The longer but more comfortable route follow the track which serpentines up towards Zemo Marghi. Just don´t forget to turn left on the crossroad before the village in order to cross the river Markhi (there is a bridge). You can turn right, pass a gate and take a shortcut to reconnect the the official trail.
The trail goes through pastures and woods, staying close to the Marghi river until it reaches the hut/shelter. From there on you will walk in a wood until you reach its border. There is the end of the dirt road as you get to another huts.
There are again two possibilities. One trail crosses Marghi river, turns a bit south and goes up and down around the valley, just beneath the steep slopes. I chose the current official trail, which is newly marked - keep to the left of the Marghi river until you hit the signpost and then turn left up the small ridge which separates valleys of Marghi and Tita rivers. Soon you will reach several huts. There is again a dirt road that leads past a small lake to the last hut before the pass. The two trails also reconnect here.
From the hut, the trail continues slowly up on the southern side of the valley, until you reach the pass 600 meters up. Along the trail, there is a lot of eroded parts and landslides. There may be also snow (it was there in the beginning of July when we were there) so bring good shoes and possibly hiking poles.
Utviri pass has the altitude of 2711 meters. If you have few more hours to spare and would like to climb even higher, a good destination is the 3225m high mountain South Kirar which offers stunning views in all directions. To reach it, just follow the top of the ridge in the southern direction - the climb is non-technical.
Behind the Utviri pass, about 15 mins of walk, there is a lake that is amazing for swimming and quite warm during the season.
Once you descend from the Utviri pass, the trail continues leftwards, following the yellow signposts, until you cross the glacier stream Utviri. In the spring and early summer, the stream may be swollen from the melting glaciers and has to be crossed on foot (there is no bridge).
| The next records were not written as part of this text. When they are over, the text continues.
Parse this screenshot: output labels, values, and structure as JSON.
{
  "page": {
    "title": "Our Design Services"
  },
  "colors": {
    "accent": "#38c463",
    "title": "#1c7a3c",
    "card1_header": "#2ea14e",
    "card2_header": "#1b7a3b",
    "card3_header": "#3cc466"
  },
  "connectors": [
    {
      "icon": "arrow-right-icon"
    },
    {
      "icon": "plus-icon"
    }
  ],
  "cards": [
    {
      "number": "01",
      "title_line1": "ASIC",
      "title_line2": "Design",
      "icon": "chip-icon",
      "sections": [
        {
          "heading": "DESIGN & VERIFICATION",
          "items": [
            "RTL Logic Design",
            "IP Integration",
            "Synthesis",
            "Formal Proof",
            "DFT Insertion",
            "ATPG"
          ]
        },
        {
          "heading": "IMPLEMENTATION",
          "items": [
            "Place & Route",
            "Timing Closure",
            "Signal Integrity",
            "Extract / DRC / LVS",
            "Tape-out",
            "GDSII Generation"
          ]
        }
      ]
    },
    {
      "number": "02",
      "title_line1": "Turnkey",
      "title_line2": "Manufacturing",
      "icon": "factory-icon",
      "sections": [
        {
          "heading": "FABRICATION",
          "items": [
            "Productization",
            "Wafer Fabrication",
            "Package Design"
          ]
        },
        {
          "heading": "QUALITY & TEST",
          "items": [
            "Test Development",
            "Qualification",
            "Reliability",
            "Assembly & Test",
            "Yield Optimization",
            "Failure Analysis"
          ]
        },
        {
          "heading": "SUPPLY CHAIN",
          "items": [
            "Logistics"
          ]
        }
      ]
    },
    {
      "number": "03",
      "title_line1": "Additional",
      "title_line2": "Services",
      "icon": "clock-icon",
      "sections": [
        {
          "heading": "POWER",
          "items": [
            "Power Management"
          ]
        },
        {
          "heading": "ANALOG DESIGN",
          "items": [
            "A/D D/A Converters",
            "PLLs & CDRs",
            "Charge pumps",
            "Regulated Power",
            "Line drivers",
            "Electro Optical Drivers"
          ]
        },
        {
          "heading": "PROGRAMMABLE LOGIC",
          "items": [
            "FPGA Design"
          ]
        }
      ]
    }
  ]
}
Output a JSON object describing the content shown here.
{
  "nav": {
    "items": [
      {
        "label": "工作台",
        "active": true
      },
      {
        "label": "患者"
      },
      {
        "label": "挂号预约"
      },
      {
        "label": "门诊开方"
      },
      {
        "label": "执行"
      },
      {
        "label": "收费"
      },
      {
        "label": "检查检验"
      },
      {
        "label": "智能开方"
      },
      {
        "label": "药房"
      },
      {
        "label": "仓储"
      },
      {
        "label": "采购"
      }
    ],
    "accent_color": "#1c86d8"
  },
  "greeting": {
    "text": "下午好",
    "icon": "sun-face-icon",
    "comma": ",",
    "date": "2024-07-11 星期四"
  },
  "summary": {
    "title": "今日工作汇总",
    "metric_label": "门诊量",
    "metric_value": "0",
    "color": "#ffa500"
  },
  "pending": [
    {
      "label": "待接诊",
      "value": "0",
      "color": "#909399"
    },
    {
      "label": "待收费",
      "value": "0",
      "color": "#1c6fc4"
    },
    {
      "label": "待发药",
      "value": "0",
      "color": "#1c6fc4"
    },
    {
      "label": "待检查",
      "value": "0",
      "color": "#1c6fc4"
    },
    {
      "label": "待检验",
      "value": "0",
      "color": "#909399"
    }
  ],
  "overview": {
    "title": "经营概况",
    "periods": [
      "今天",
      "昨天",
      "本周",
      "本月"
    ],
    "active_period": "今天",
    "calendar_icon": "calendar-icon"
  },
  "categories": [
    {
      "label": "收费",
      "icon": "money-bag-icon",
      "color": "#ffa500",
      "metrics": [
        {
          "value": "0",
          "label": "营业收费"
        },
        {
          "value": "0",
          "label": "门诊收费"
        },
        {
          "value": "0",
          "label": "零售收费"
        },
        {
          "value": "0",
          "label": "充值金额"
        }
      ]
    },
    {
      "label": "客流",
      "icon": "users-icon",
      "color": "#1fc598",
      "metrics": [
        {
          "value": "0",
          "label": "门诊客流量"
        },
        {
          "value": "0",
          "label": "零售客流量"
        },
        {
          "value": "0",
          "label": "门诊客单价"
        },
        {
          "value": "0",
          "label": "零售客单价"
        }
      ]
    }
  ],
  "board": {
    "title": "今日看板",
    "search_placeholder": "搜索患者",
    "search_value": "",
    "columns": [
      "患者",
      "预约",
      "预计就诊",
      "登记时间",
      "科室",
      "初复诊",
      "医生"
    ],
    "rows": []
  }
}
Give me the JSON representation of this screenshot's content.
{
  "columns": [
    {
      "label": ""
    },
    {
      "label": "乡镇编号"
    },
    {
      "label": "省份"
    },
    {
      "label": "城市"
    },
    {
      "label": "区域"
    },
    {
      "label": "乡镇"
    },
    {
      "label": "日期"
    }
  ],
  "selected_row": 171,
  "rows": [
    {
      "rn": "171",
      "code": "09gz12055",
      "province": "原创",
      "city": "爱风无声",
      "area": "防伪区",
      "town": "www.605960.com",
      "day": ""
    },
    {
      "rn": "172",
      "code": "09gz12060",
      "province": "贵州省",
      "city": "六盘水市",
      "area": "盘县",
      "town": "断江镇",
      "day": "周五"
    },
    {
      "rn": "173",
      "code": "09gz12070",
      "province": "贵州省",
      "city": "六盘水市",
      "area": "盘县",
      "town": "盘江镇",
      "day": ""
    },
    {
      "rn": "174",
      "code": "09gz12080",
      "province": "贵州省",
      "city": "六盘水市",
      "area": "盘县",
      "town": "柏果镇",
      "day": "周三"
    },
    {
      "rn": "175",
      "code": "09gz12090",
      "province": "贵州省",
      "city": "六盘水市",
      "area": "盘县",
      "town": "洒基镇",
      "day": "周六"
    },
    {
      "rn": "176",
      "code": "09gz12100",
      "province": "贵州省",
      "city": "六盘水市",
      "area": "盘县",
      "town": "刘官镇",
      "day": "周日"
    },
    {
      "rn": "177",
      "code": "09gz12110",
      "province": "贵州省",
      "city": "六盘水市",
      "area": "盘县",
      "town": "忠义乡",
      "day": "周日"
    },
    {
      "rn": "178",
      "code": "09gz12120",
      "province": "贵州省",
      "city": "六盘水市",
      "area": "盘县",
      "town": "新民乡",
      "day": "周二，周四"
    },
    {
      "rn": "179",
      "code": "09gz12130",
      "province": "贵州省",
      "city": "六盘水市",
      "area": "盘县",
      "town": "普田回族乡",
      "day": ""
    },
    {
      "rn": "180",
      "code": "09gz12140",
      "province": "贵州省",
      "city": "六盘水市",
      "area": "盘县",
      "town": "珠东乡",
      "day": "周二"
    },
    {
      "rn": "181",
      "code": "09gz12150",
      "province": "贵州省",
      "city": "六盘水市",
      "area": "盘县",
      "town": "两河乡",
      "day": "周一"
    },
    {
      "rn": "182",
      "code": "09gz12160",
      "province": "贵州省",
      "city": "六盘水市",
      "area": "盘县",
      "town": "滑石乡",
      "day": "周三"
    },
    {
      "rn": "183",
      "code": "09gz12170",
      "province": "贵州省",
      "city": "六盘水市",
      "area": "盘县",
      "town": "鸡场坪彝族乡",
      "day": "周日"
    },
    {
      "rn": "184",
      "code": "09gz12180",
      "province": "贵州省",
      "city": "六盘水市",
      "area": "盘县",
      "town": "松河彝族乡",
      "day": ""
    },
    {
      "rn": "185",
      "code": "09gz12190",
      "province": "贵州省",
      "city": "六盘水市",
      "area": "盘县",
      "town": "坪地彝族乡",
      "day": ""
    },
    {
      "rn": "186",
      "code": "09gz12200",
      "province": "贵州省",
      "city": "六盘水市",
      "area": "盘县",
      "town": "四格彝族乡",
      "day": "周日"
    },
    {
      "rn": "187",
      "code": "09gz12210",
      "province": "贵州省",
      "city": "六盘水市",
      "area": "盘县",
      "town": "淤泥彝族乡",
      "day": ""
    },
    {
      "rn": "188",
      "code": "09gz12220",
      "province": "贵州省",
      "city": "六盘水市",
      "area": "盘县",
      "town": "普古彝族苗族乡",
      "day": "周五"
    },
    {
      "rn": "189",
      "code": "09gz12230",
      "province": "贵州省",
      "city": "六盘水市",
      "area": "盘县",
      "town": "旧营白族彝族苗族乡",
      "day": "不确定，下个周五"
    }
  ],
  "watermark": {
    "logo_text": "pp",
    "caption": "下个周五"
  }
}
The rest of the trail descends on a dirtroad through pastures and meadows, passing the cottages. There is also an official camping spot with a shelter in case of bad weather, but not a good camping option because it is quite muddy around the cottages, with a lot of rocks). From the cottages, continue slowly in an easy trail downwards along the dirt road until you reach the village of Nakra.
Our map said there is a shop as well as a guesthouse in Nakra, but we were able to find them only with the help of the locals.
However, there is a stream close to the bridge in the lower part of the village with a natural mineral spring. The water tastes really well and supposedly helps any stomach illness one may have. Fill all your bottles - there is a steep ascend if you continue from Nakra village to Gheshderi.
This article was written by Czech hiker Miloš Hejný who finished the trail in the early summer of 2018. I made only some final edits and added the section about the dam. Thanks a lot!
Photos were provided also by MIloš, only the last one comes from Rosa Vroom.